This post describes how it would be possible to design a single liquidity regulation that could replace both the LCR and the NSFR simultaneously. This is not to say that the LCR and NSFR are redundant. They each serve a purpose. The stress inherent in the LCR is more severe than the NSFR, so it is possible to survive the NSFR stress for a year but not the LCR stress for 30 days. Conversely, it is also possible to be liquid at 30 days under the LCR stress but not make it to a year under the NSFR stress. Perhaps most importantly, having a 30-day requirement without a longer-term requirement provides an incentive for banks to bunch up their funding at 31 days, creating an undesirable funding cliff.
But both purposes can be achieved using one, not two, liquidity requirements, and that requirement would do a better job removing cliff effects. To see how, it is helpful to recognize two things:
First, as explained in detail in the box below (taken from Covas and Nelson (2016)) even though the LCR and NSFR appear quite different, apart from their different horizons and scenarios, their structure is algebraically the same. The LCR is built on information about the bank’s balance sheet and assumptions about inflows of bank liabilities and outflows of bank assets over a stress period. The NSFR is based on assumptions about the amount of assets and liabilities remaining after a stress period. Clearly, the amount of assets remaining is the current amount minus outflows. The amount of liabilities remaining is the current amount minus inflows.
Second, in the U.S., the LCR is not based on the bank’s liquidity condition at the end of 30 days (the Basel standard), but instead, on the bank’s deepest liquidity need over the 30 days. The logic of the U.S. approach is that there is no point in being OK at 30 days if you don’t make it to 30 days.
A single liquidity regulation that would replace the LCR and the NSFR could be designed along similar lines. Banks could be required to maintain sufficient liquidity to survive continuously for one year consisting of 30 days of LCR-level severe stress followed by 11 months of moderate stress, with the 12-month stress level averaging out to NSFR-level severity. That is, each bank would be required to maintain enough liquid assets to meet its peak need over the year, although to reduce complexity, the calculation could be done for only a handful of horizons (such as overnight, one week, one month, 3 months, 6 months, 9 months, and a year).
This approach would be slightly tougher than the combination of the current LCR and the proposed NSFR. A bank that passed this single regulation would be guaranteed to pass the LCR and NSFR. However, a bank that passes the LCR and NSFR wouldn’t necessarily be able to pass the unified regulation because the NSFR as proposed is not calibrated to the deepest need over the year. Put another way, a bank can pass the NSFR and not make it to the end of a year with stress as assumed in the NSFR.

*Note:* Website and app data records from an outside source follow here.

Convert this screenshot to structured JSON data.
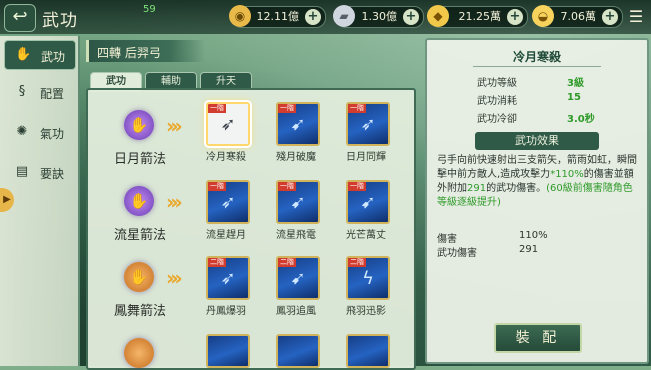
{
  "header": {
    "back_icon": "back-arrow-icon",
    "title": "武功",
    "level": "59",
    "resources": [
      {
        "name": "coin",
        "icon": "coin-icon",
        "value": "12.11億"
      },
      {
        "name": "silver",
        "icon": "silver-ingot-icon",
        "value": "1.30億"
      },
      {
        "name": "gold-ingot",
        "icon": "gold-ingot-icon",
        "value": "21.25萬"
      },
      {
        "name": "yuanbao",
        "icon": "yuanbao-icon",
        "value": "7.06萬"
      }
    ],
    "menu_icon": "menu-icon"
  },
  "sidebar": {
    "items": [
      {
        "label": "武功",
        "icon": "martial-arts-icon",
        "active": true
      },
      {
        "label": "配置",
        "icon": "config-icon"
      },
      {
        "label": "氣功",
        "icon": "qigong-icon"
      },
      {
        "label": "要訣",
        "icon": "manual-icon"
      }
    ]
  },
  "character": {
    "name": "四轉 后羿弓"
  },
  "tabs": [
    {
      "label": "武功",
      "active": true
    },
    {
      "label": "輔助"
    },
    {
      "label": "升天"
    }
  ],
  "skill_rows": [
    {
      "name": "日月箭法",
      "skills": [
        {
          "tag": "一階",
          "name": "冷月寒殺",
          "selected": true
        },
        {
          "tag": "一階",
          "name": "殘月破魔"
        },
        {
          "tag": "一階",
          "name": "日月同輝"
        }
      ]
    },
    {
      "name": "流星箭法",
      "skills": [
        {
          "tag": "一階",
          "name": "流星趕月"
        },
        {
          "tag": "一階",
          "name": "流星飛電"
        },
        {
          "tag": "一階",
          "name": "光芒萬丈"
        }
      ]
    },
    {
      "name": "鳳舞箭法",
      "skills": [
        {
          "tag": "二階",
          "name": "丹鳳爆羽"
        },
        {
          "tag": "二階",
          "name": "鳳羽追風"
        },
        {
          "tag": "二階",
          "name": "飛羽迅影"
        }
      ]
    }
  ],
  "detail": {
    "title": "冷月寒殺",
    "stats": [
      {
        "label": "武功等級",
        "value": "3級"
      },
      {
        "label": "武功消耗",
        "value": "15"
      },
      {
        "label": "武功冷卻",
        "value": "3.0秒"
      }
    ],
    "effect_header": "武功效果",
    "desc_part1": "弓手向前快速射出三支箭矢，箭雨如虹，瞬間擊中前方敵人,造成攻擊力",
    "desc_hl1": "*110%",
    "desc_part2": "的傷害並額外附加",
    "desc_hl2": "291",
    "desc_part3": "的武功傷害。",
    "desc_hl3": "(60級前傷害隨角色等級逐級提升)",
    "info": [
      {
        "label": "傷害",
        "value": "110%"
      },
      {
        "label": "武功傷害",
        "value": "291"
      }
    ],
    "equip_label": "裝 配"
  }
}
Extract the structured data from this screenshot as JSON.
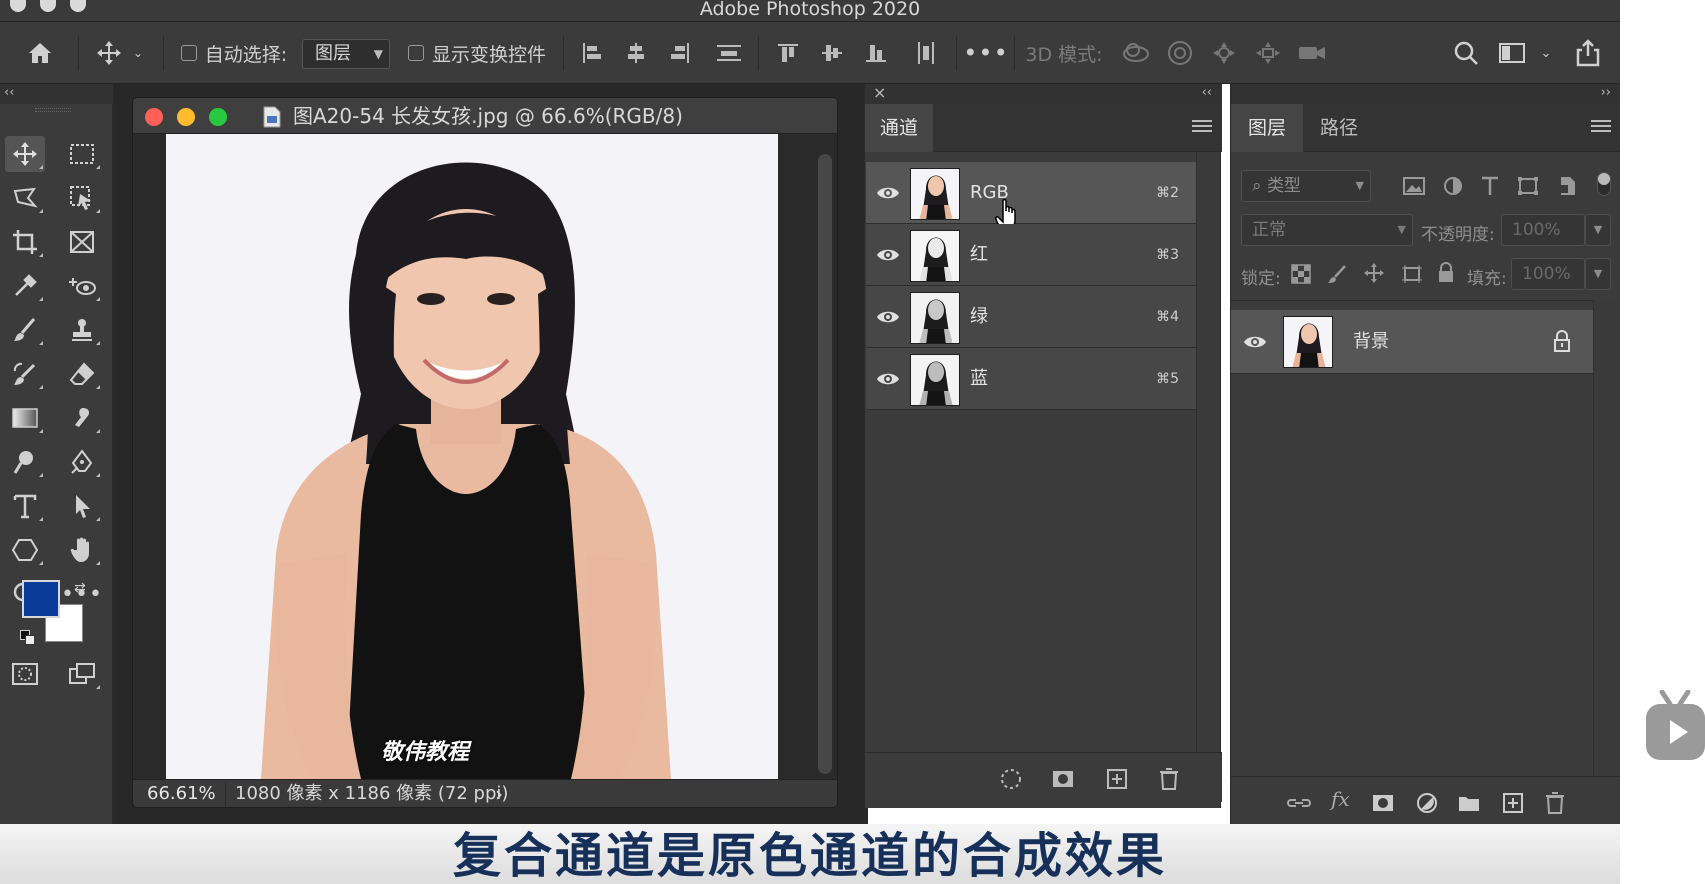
{
  "window": {
    "app_title": "Adobe Photoshop 2020"
  },
  "options_bar": {
    "auto_select_label": "自动选择:",
    "auto_select_target": "图层",
    "show_transform_label": "显示变换控件",
    "mode_3d_label": "3D 模式:"
  },
  "document": {
    "title": "图A20-54 长发女孩.jpg @ 66.6%(RGB/8)",
    "zoom": "66.61%",
    "info": "1080 像素 x 1186 像素 (72 ppi)",
    "info_arrow": "›",
    "watermark": "敬伟教程"
  },
  "toolbar": {
    "foreground_color": "#0b3b9a",
    "background_color": "#ffffff"
  },
  "channels_panel": {
    "tab_label": "通道",
    "close_glyph": "×",
    "collapse_glyph": "‹‹",
    "channels": [
      {
        "name": "RGB",
        "shortcut": "⌘2",
        "selected": true
      },
      {
        "name": "红",
        "shortcut": "⌘3",
        "selected": false
      },
      {
        "name": "绿",
        "shortcut": "⌘4",
        "selected": false
      },
      {
        "name": "蓝",
        "shortcut": "⌘5",
        "selected": false
      }
    ]
  },
  "layers_panel": {
    "tabs": [
      "图层",
      "路径"
    ],
    "expand_glyph": "››",
    "filter_label": "类型",
    "blend_mode": "正常",
    "opacity_label": "不透明度:",
    "opacity_value": "100%",
    "lock_label": "锁定:",
    "fill_label": "填充:",
    "fill_value": "100%",
    "layers": [
      {
        "name": "背景",
        "locked": true
      }
    ]
  },
  "subtitle": "复合通道是原色通道的合成效果",
  "colors": {
    "panel_bg": "#3b3b3b",
    "workspace_bg": "#282828",
    "selected_row": "#565656",
    "subtitle_text": "#16305a"
  }
}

To implement the single regulation, some inconsistencies between the LCR and proposed NSFR would need to be ironed out. As just one example, under the LCR a bank is assumed to be able to sell all its Treasury securities in 30 days of severe stress but under the NSFR it is assumed to be able to sell only 95 percent over one year of less severe stress. Forcing the regulations to be mutually consistent is a feature, not a shortcoming, of this approach, however.
Disclaimer: The views expressed in this post are those of the author(s) and do not necessarily reflect the position of the Bank Policy Institute or its membership, and are not intended to be, and should not be construed as, legal advice of any kind.

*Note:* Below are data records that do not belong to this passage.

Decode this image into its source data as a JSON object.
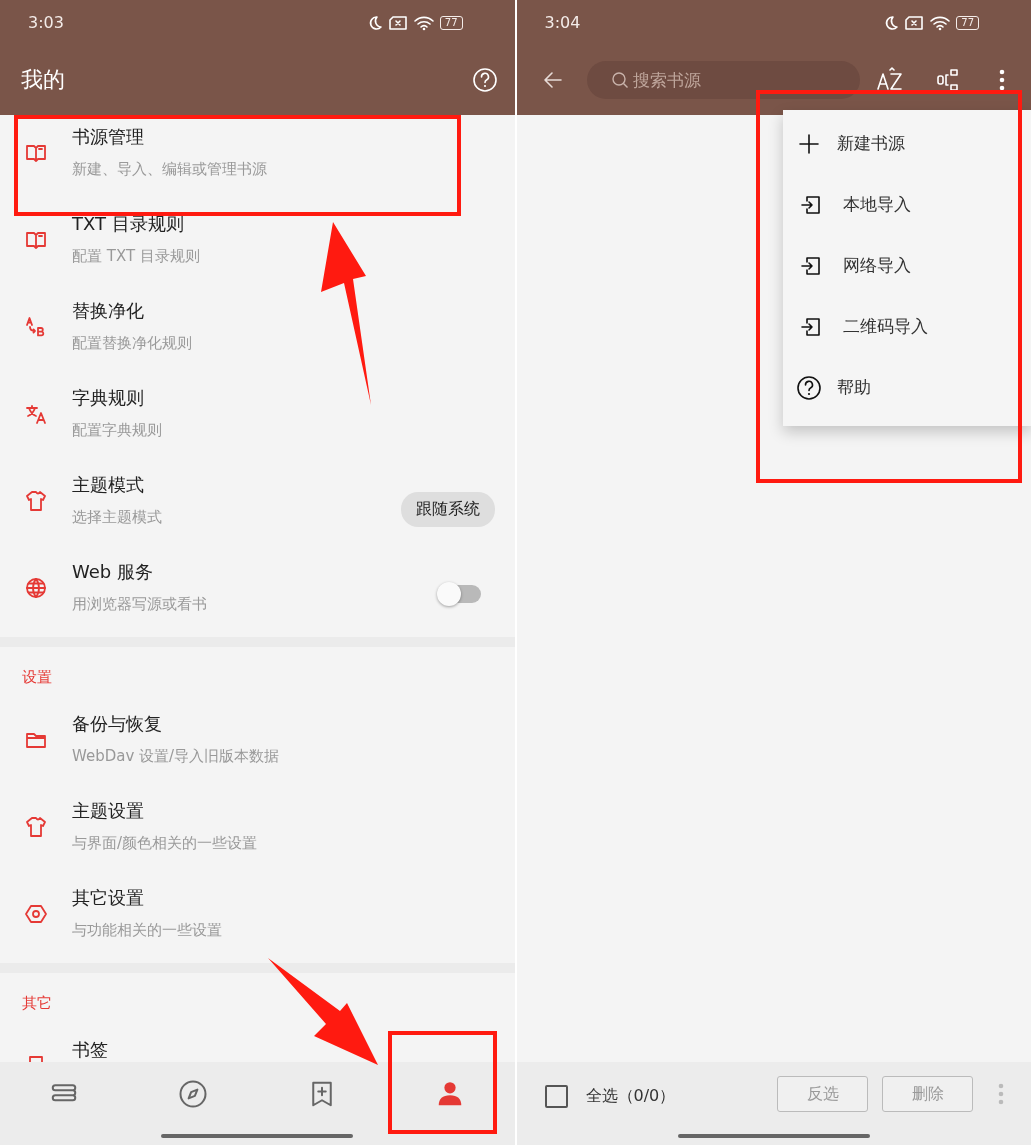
{
  "left": {
    "status_bar": {
      "time": "3:03",
      "battery": "77"
    },
    "app_bar": {
      "title": "我的"
    },
    "sections": [
      {
        "items": [
          {
            "title": "书源管理",
            "subtitle": "新建、导入、编辑或管理书源"
          },
          {
            "title": "TXT 目录规则",
            "subtitle": "配置 TXT 目录规则"
          },
          {
            "title": "替换净化",
            "subtitle": "配置替换净化规则"
          },
          {
            "title": "字典规则",
            "subtitle": "配置字典规则"
          },
          {
            "title": "主题模式",
            "subtitle": "选择主题模式",
            "trailing": {
              "kind": "chip",
              "label": "跟随系统"
            }
          },
          {
            "title": "Web 服务",
            "subtitle": "用浏览器写源或看书",
            "trailing": {
              "kind": "switch",
              "on": false
            }
          }
        ]
      },
      {
        "title": "设置",
        "items": [
          {
            "title": "备份与恢复",
            "subtitle": "WebDav 设置/导入旧版本数据"
          },
          {
            "title": "主题设置",
            "subtitle": "与界面/颜色相关的一些设置"
          },
          {
            "title": "其它设置",
            "subtitle": "与功能相关的一些设置"
          }
        ]
      },
      {
        "title": "其它",
        "items": [
          {
            "title": "书签"
          }
        ]
      }
    ],
    "bottom_nav": [
      {
        "selected": false
      },
      {
        "selected": false
      },
      {
        "selected": false
      },
      {
        "selected": true
      }
    ]
  },
  "right": {
    "status_bar": {
      "time": "3:04",
      "battery": "77"
    },
    "search": {
      "placeholder": "搜索书源"
    },
    "menu": [
      {
        "kind": "new",
        "label": "新建书源"
      },
      {
        "kind": "import",
        "label": "本地导入"
      },
      {
        "kind": "import",
        "label": "网络导入"
      },
      {
        "kind": "import",
        "label": "二维码导入"
      },
      {
        "kind": "help",
        "label": "帮助"
      }
    ],
    "bottom_bar": {
      "select_all": {
        "label": "全选（0/0）",
        "checked": false
      },
      "buttons": [
        {
          "label": "反选",
          "disabled": true
        },
        {
          "label": "删除",
          "disabled": true
        }
      ]
    }
  }
}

 The obscuration of the NSFR’s objective is discussed in the BPI research note “The NSFR: Neither necessary nor harmless” by Francisco Covas and Bill Nelson, July 2016, pp. 4-7. https://bpi.com/wp-content/uploads/2018/07/20160705_tch_nsfr_note.pdf

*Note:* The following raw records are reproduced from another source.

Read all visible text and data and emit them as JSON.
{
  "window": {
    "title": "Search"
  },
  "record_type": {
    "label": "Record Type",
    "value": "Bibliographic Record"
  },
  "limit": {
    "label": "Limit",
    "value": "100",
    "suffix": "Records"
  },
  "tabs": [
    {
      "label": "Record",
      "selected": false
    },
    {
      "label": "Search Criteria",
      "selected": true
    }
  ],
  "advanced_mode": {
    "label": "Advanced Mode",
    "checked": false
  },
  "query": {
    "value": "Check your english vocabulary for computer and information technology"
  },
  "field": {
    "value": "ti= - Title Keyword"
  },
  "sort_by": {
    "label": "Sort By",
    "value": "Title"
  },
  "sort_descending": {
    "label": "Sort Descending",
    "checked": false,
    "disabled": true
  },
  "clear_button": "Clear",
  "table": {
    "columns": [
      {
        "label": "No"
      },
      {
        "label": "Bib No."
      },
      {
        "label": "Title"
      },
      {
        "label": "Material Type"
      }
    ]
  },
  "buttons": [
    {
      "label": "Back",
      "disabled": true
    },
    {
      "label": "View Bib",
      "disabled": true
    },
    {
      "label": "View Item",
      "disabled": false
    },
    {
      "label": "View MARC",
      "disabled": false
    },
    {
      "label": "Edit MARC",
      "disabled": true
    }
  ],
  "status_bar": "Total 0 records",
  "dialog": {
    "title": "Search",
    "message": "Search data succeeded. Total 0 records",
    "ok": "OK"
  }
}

 We actually do think the NSFR is redundant, but our reason is different. The NSFR is redundant because large banks are already required to conduct monthly liquidity stress tests at the o/n, 30-day, 90-day, and one-year horizons and report the results to the Fed. (We also think the NSFR is seriously flawed, as described in the BPI blog post “Send the NSFR back to Basel” by Bill Nelson and Brett Waxman, August 28, 2017, and the nine BPI publications on the NSFR cited therein. https://bpi.com/send-the-nsfr-back-to-basel/)